Also known as monkshood and devil’s helmet, it is extremely poisonous. This herb has many species of its kind, but the most potent is Aconite or in Greek Wolfsbane is translated to Akoniton Lykotonon for lykos meaning “wolf” and kteinein meaning “to kill” according to Dictionary.com. It belongs to the genus Aconitum. This herb causes organ failure and within 6 hours of consumption can cause death. Legend has it, Wolfsbane was used to deter werewolves and was often an ingredient in witch’s brews or potions. The poison was applied to arrows in hunting and warfare. Historians believed Cleopatra killed herself with a potion that contained Wolfsbane. The poisons in Wolfsbane are not easily detectable and can soak through the skin. It’s been labeled by ancient Greeks as “The Queen of Poisons.” The root of the plant has been used medicinally although never in crude form. The plant must be processed by where the toxicity is reduced. Once that is done the root is made into a poultice and then applied externally to unbroken skin in the treatment of rheumatism, painful bruises, neuralgia, etc. Both Chinese and Ayurveda medicine have a process by which they reduce this plant’s toxicity before use. This often involves drying the herb and brewing for long periods of time. Wolfsbane, or Aconite, first stimulates the nerves of your skin and then paralyzes it. If applied to the skin or to a mucous membrane; the initial tingling therefore gives place to a numbing and long-continued anesthetic effect. Used externally, great caution is recommended, as abraded skin (scraped or damaged skin) can absorb a dangerous dose of the drug, and merely tasting some of this herb can be fatal.
Where Can you Find These Herbs?
I did some digging on where to find these herbs. This is the best of what I found for the price and quality.

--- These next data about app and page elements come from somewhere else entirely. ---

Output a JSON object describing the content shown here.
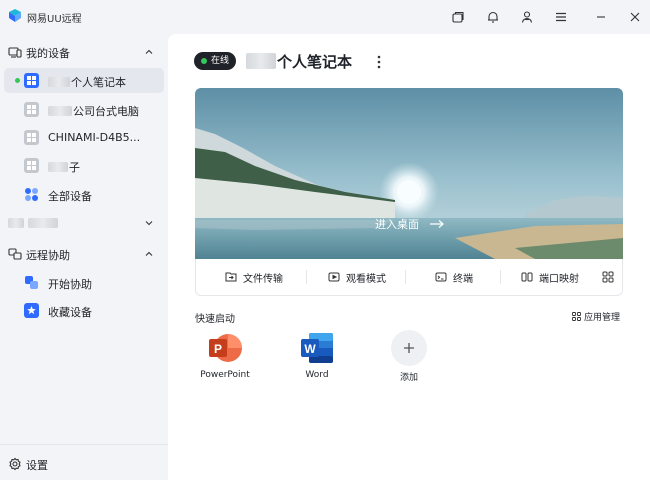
{
  "app": {
    "title": "网易UU远程"
  },
  "titlebar": {
    "icons": [
      "window-switch-icon",
      "bell-icon",
      "user-icon",
      "menu-icon",
      "minimize-icon",
      "close-icon"
    ]
  },
  "sidebar": {
    "my_devices": {
      "label": "我的设备",
      "items": [
        {
          "label": "个人笔记本",
          "online": true,
          "active": true
        },
        {
          "label": "公司台式电脑",
          "online": false
        },
        {
          "label": "CHINAMI-D4B5...",
          "online": false
        },
        {
          "label": "子",
          "online": false
        },
        {
          "label": "全部设备",
          "online": false
        }
      ]
    },
    "remote_assist": {
      "label": "远程协助",
      "items": [
        {
          "label": "开始协助"
        },
        {
          "label": "收藏设备"
        }
      ]
    },
    "settings_label": "设置"
  },
  "main": {
    "status": "在线",
    "device_name": "个人笔记本",
    "enter_desktop": "进入桌面",
    "toolbar": {
      "file_transfer": "文件传输",
      "watch_mode": "观看模式",
      "terminal": "终端",
      "port_mapping": "端口映射"
    },
    "quick_start": {
      "title": "快速启动",
      "app_manage": "应用管理",
      "apps": [
        {
          "label": "PowerPoint",
          "icon": "powerpoint-icon"
        },
        {
          "label": "Word",
          "icon": "word-icon"
        },
        {
          "label": "添加",
          "icon": "add-icon"
        }
      ]
    }
  },
  "colors": {
    "accent": "#2f6bff",
    "online": "#34c759",
    "sidebar_bg": "#f2f4f7",
    "active_item": "#e4e8ee",
    "powerpoint": "#d24726",
    "word": "#185abd"
  }
}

Starwest Botanicals – This site carries Wolf Bane, but only the Arnica “Mountain Tobacco” variety which is not quite the same as the Aconite however it is similar. Starwest Botanicals also carries Mugwort, Mandrake, and Vervain – these are available on here in dried root/leaf form and they also have powdered. They also carry the whole root of the Mandrake.
Amazon.com – This site carries Henbane, Belladonna, Mugwort, Vervain, Wolfsbane, and Mandrake seeds along with dried Mandrake roots and dried Mugwort and Vervain leaves. I wasn’t able to locate any dried Henbane or Belladonna on this site or anywhere else for that matter when I googled it. Amazon.com carries a supposedly raw, dried Aconite Wolfs bane by the company Moon Majick, but the reviews on it suggest it is being mislabeled and the product is actually Arnica Wolfsbane. I don’t care for companies mislabeling their products so I don’t recommend buying that on here.
I thought it would be neat to actually obtain a live mandrake plant- root and all. I found this site below…
Manta – This site claims to have live mandrake plants and roots. I’ve never ordered from this site so I do not know how trustworthy they are, but if you are looking for the whole plant, they claim to have it! If you do order from them, let me know how your experience went.
I hope this information helps you in your hunt for herbs on Halloween! Let me know in the comments if you have any questions.